[Material supplied]
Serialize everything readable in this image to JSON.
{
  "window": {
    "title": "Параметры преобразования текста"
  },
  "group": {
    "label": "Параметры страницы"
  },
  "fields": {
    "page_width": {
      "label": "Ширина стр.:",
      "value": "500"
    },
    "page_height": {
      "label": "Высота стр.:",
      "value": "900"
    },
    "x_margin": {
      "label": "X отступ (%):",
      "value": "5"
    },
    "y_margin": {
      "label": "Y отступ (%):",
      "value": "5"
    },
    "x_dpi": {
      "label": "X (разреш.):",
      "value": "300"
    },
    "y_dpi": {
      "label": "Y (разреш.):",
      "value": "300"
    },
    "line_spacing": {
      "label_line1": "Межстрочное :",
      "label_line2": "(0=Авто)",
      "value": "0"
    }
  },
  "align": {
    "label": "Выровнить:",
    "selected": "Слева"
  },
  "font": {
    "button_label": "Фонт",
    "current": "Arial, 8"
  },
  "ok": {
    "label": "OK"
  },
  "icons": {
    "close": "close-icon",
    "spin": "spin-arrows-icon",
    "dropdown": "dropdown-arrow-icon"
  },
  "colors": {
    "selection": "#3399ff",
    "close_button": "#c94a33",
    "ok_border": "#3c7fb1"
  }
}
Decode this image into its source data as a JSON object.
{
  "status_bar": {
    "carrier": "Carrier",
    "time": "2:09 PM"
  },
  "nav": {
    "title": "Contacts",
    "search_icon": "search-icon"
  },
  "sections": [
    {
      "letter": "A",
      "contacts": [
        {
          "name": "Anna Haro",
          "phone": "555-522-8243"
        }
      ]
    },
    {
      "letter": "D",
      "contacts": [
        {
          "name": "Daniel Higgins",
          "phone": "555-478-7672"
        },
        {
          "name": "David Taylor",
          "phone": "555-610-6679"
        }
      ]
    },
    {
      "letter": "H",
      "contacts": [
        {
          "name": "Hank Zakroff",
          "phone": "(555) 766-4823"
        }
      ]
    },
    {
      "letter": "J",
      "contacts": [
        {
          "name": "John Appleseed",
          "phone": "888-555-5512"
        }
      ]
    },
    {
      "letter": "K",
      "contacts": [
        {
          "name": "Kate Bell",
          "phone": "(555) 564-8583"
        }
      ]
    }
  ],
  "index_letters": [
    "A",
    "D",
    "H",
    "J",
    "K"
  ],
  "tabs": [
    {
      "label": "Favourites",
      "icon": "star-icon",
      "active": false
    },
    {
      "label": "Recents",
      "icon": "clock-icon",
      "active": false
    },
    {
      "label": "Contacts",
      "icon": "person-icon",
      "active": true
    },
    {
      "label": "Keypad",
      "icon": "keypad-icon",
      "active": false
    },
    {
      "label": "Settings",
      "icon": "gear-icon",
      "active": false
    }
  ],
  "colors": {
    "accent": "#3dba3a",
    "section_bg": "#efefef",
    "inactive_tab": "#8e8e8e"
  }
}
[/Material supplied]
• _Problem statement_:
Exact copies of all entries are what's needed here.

• _Answer box_:
Serialize everything readable in this image to JSON.
{
  "window": {
    "title": "Параметры преобразования текста"
  },
  "group": {
    "label": "Параметры страницы"
  },
  "fields": {
    "page_width": {
      "label": "Ширина стр.:",
      "value": "500"
    },
    "page_height": {
      "label": "Высота стр.:",
      "value": "900"
    },
    "x_margin": {
      "label": "X отступ (%):",
      "value": "5"
    },
    "y_margin": {
      "label": "Y отступ (%):",
      "value": "5"
    },
    "x_dpi": {
      "label": "X (разреш.):",
      "value": "300"
    },
    "y_dpi": {
      "label": "Y (разреш.):",
      "value": "300"
    },
    "line_spacing": {
      "label_line1": "Межстрочное :",
      "label_line2": "(0=Авто)",
      "value": "0"
    }
  },
  "align": {
    "label": "Выровнить:",
    "selected": "Слева"
  },
  "font": {
    "button_label": "Фонт",
    "current": "Arial, 8"
  },
  "ok": {
    "label": "OK"
  },
  "icons": {
    "close": "close-icon",
    "spin": "spin-arrows-icon",
    "dropdown": "dropdown-arrow-icon"
  },
  "colors": {
    "selection": "#3399ff",
    "close_button": "#c94a33",
    "ok_border": "#3c7fb1"
  }
}
Decode this image into its source data as a JSON object.
{
  "status_bar": {
    "carrier": "Carrier",
    "time": "2:09 PM"
  },
  "nav": {
    "title": "Contacts",
    "search_icon": "search-icon"
  },
  "sections": [
    {
      "letter": "A",
      "contacts": [
        {
          "name": "Anna Haro",
          "phone": "555-522-8243"
        }
      ]
    },
    {
      "letter": "D",
      "contacts": [
        {
          "name": "Daniel Higgins",
          "phone": "555-478-7672"
        },
        {
          "name": "David Taylor",
          "phone": "555-610-6679"
        }
      ]
    },
    {
      "letter": "H",
      "contacts": [
        {
          "name": "Hank Zakroff",
          "phone": "(555) 766-4823"
        }
      ]
    },
    {
      "letter": "J",
      "contacts": [
        {
          "name": "John Appleseed",
          "phone": "888-555-5512"
        }
      ]
    },
    {
      "letter": "K",
      "contacts": [
        {
          "name": "Kate Bell",
          "phone": "(555) 564-8583"
        }
      ]
    }
  ],
  "index_letters": [
    "A",
    "D",
    "H",
    "J",
    "K"
  ],
  "tabs": [
    {
      "label": "Favourites",
      "icon": "star-icon",
      "active": false
    },
    {
      "label": "Recents",
      "icon": "clock-icon",
      "active": false
    },
    {
      "label": "Contacts",
      "icon": "person-icon",
      "active": true
    },
    {
      "label": "Keypad",
      "icon": "keypad-icon",
      "active": false
    },
    {
      "label": "Settings",
      "icon": "gear-icon",
      "active": false
    }
  ],
  "colors": {
    "accent": "#3dba3a",
    "section_bg": "#efefef",
    "inactive_tab": "#8e8e8e"
  }
}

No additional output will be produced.